University values

Diversity, equity and inclusion: Residence One advances the university’s plan to provide more diverse housing options at varying price points to accommodate the varying needs of students. This includes increasing the inventory of on-campus housing that is ADA accessible.

  • Sustainability: The building will achieve at least LEED Gold building standards. No natural gas will be piped to the building. Food service facilities and the chilled-water cooling system will be all-electric from day one, and the low-temperature hot water heating sets the building up to convert to all-electric as the rest of Main Campus is transitioned in support of CU Boulder’s carbon neutrality goal. Providing more on-campus housing options also reduces vehicle miles traveled and associated carbon emissions.
  • Health and wellbeing: Creating additional on-campus living communities helps increase student success by placing more students closer to on-campus support and services.

What they’re saying: “We know through our Housing Master Plan survey and other outreach that our non-first-year and graduate students desire a variety of housing options, including kitchens and private bedrooms and bathrooms,” said Chris Ewing, vice chancellor for infrastructure and sustainability. “Residence One illustrates the ways in which we aim to address this feedback, through a mix of unit types and by integrating community spaces into the design.”

Next steps

  • Construction is slated to begin in March 2024, with occupancy planned for August 2026.
  • A second new housing building in the same area, Residence Two, is slated to go to the regents for approval in 2024, with an anticipated opening of August 2027. It will be targeted primarily toward graduate students.

1164 W. Dillion Rd.

The plan: CU Boulder is under contract, pending required state approvals through the Capital Development Committee, to purchase the 8.85-acre property at the junction of U.S. 36 and McCaslin Boulevard, currently the site of a Regal Cinebarre movie theater. 

Why it matters: 1164 W. Dillon is a strategic acquisition for future university use that presents an excellent opportunity for housing and transit-oriented, mixed-use redevelopment that can help reactivate the McCaslin corridor.

Shared values

  • Community vitality: CU Boulder anticipates this property becoming a model for transit-oriented development that complements Louisville planning efforts.
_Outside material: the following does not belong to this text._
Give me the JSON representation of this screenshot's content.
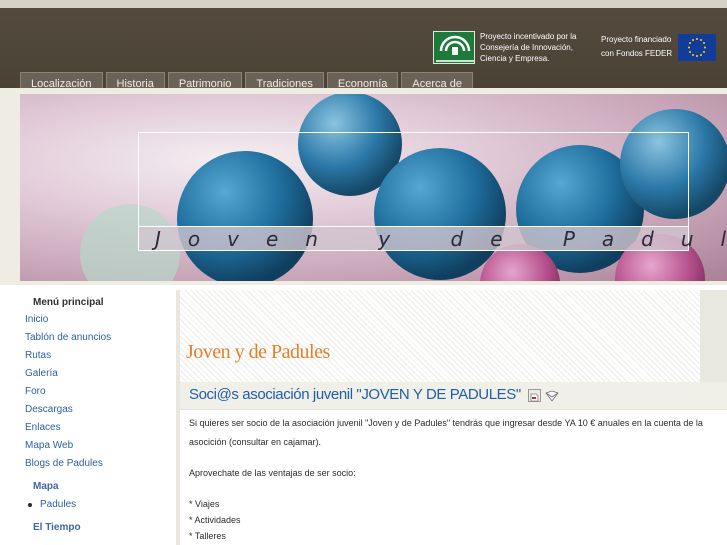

The university will begin discussions with City of Louisville leaders and the community to inform the future of the site.​​
  • Housing equity: In addition to housing attainable to faculty, staff and possibly graduate students, the campus hopes to establish dedicated housing units that are affordable and intends to collaborate with local and regional organizations that specialize in this housing type. 
  • Sustainability: The location at McCaslin and 36 make 1164 W. Dillon an excellent spot for walkable, transit-oriented development that reduces vehicle miles traveled and carbon emissions. All CU Boulder faculty, staff and students receive RTD EcoPasses.

Next steps

  • Anticipated closing date: First quarter of 2024.
  • Engagement with City of Louisville leaders and community members about the future of the site.

Zooming out: CU Boulder contributed $4.3 billion in economic impact to the state during the 2023 fiscal year and is the largest economic contributor in Boulder County, employing 11,626 people (not including students) and paying out $1.1 billion in salaries and benefits. More than 600 CU Boulder faculty and staff and roughly 200 students call Louisville home. The 1164 W. Dillon purchase is not aimed at increasing enrollment at CU Boulder but rather investing in the communities where our people currently live and providing more transit-oriented housing options, reducing pressure on the local housing market, vehicle miles traveled and greenhouse gas emissions. The location could also provide a closer living option for members of the CU Boulder community who currently commute from farther away. 

Other sites in CU Boulder’s holistic approach to housing include:

  • Residence One (mentioned above).
  • Residence Two, an on-campus site located adjacent to current graduate and family housing, slated to follow Residence One by one year, targeted toward graduate students.
  • CU Boulder South is slated to provide housing for faculty, staff and non-freshman students.